Current treatment processes work to keep our public water safe and usable. Whether it’s for drinking or as potable water, it’s imperative that we have a continual source of clean, sanitized water. But what exactly are we treating against? And what is the process for treating and maintaining our water? Read on to learn all about water-borne diseases and issues, as well as the methods businesses and facilities take to keep them at bay.
The Down and Dirty Facts
According to the CDC, the United States has one of the safest supplies of drinking water in the world. And yet, over 7 million people get sick each year from diseases spread through water contamination! This contamination can spread through both untreated drinking water, public potable water, or recreational water.
Historically, diseases such as cholera, typhoid, and dysentery spread easily through water sources, causing millions of deaths. However, once we began implementing standardized water and sanitation treatments, we were able to almost eradicate these diseases completely in our public water supplies.
Today, the most common diseases that present themselves in water contamination include Legionnaires Disease, Giardia, norovirus, and E. Coli. However, other potential threats include mold and contaminants such as mercury, pesticides, ammonia, lead, and arsenic. While our current water treatment processes do well to prevent these issues, there are still circumstances where contamination is a potential threat. Some examples include a leaking septic tank, direct contamination from an infected person, or insufficiently treated water supplies/pipes.

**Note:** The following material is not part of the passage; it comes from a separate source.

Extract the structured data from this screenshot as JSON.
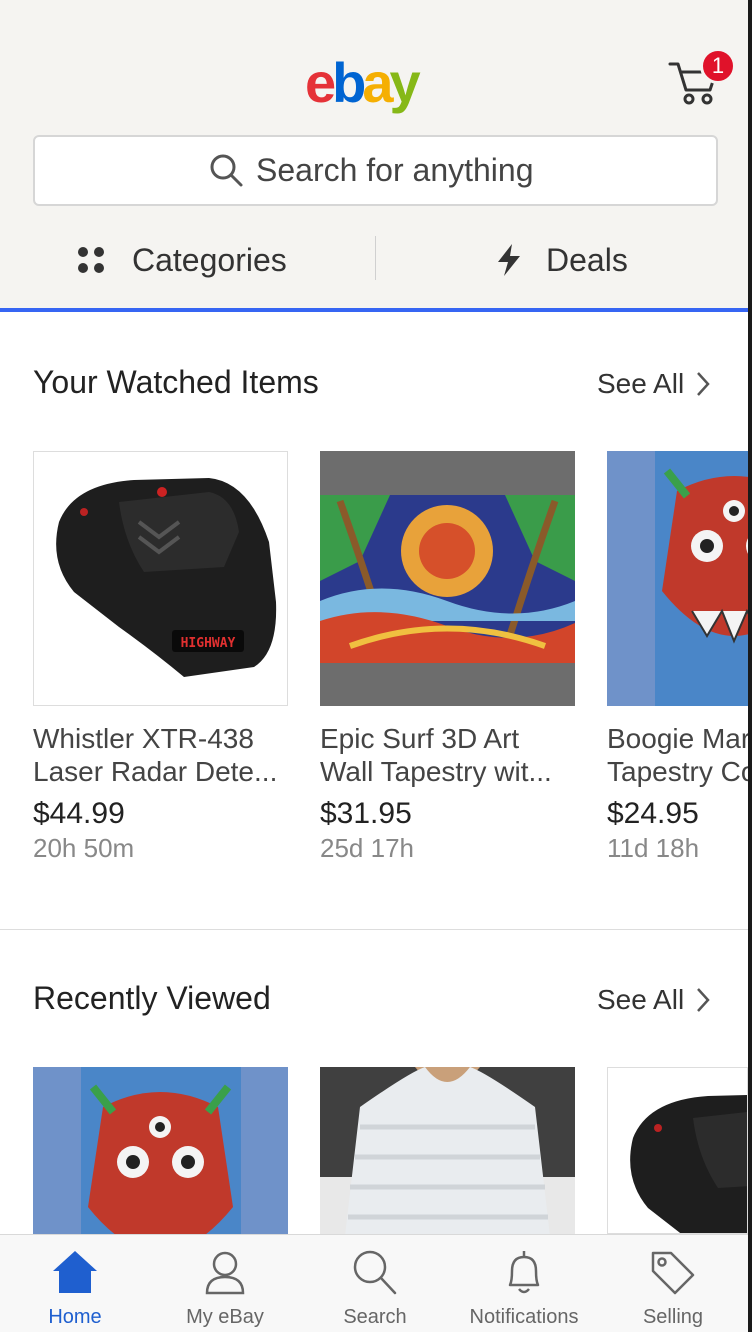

One of the most common diseases from water contamination is Legionnaires Disease. This sickness is caused by the Legionella bacteria and is spread by inhaling water droplets that contain the bacteria. Public showers, air conditioning systems, hot water tanks, etc can all be primary areas of infection. However, it is in a building’s piping system that the Legionella bacteria multiplies and spreads. Typically, this occurs in large buildings, due to their complex plumbing system and the fact that they use water for cooling.
While anyone can be susceptible to this disease, those with lung/breathing issues (i.e. asthma), autoimmune diseases or those over the age of 50 are at higher risk.
Norovirus and E. Coli
Two other diseases commonly spread through contaminated water are norovirus and E. Coli. Both diseases (found in the feces or vomit of infected individuals) cause symptoms such as vomiting, diarrhea, and fever.
Norovirus is most found in wells, polluted storm runoffs, and insufficiently treated sewage systems. Similarly, E. Coli can also be found in wells and sewage systems, as well as natural sources of water, such as streams, lakes, and rivers.
Like Legionnaires Disease, Giardia is considered one of the most commonly transmitted water-borne diseases. Transmitted through fecal matter, this parasite causes diarrhea, abdominal cramps, weight loss, and vomiting. In most cases, it can be found in public drinking water, pools, spas, wells.
Mold And Other Physical Contaminants
Bacteria and viruses aren’t the only concerns when it comes to water sanitization. If not treated properly, water pipes can grow mold, causing upper respiratory issues such as cough, wheezing, headaches, and throat irritation. Those with asthma or other autoimmune issues can be particularly susceptible to mold exposure. Transmission can occur through ingestion of drinking water, or from showers, air conditioning, etc.
Physical contaminants such as lead, ammonia, mercury, etc. are especially important to eradicate from public water supplies. Continual ingestion of these elements can have toxic effects on body tissue and organs.
Water Testing, Treatment, and Maintenance
Federal regulation mandates that our public water be continuously tested, treated, and maintained. Treatment processing plants take sourced water and use a variety of chemical and physical methods to sanitize water before allowing it to reach residents and businesses.
Additionally, the pipes that transport water, as well as the containers that hold it, must also be checked, and treated in order to ensure no contaminants develop after the treated water has been delivered.
Treatment methods include the use of chemicals, such as chlorine, aluminum sulfate, chloramine. Physical processes, such as filtration, also help to remove contaminants from water. Testing and maintenance occur at several levels: the treatment plants, the pipes or vehicles that transport the water, at the local sources of distribution, and at the end destination themselves.
Guidance for testing and treatment for businesses is provided by federal, state, and local governing authorities. Additionally, local municipalities can be reached for any questions and concerns.
Ensure your business’s water supply is in tip-top shape! Reach out today to speak with one of our expert sanitation specialists.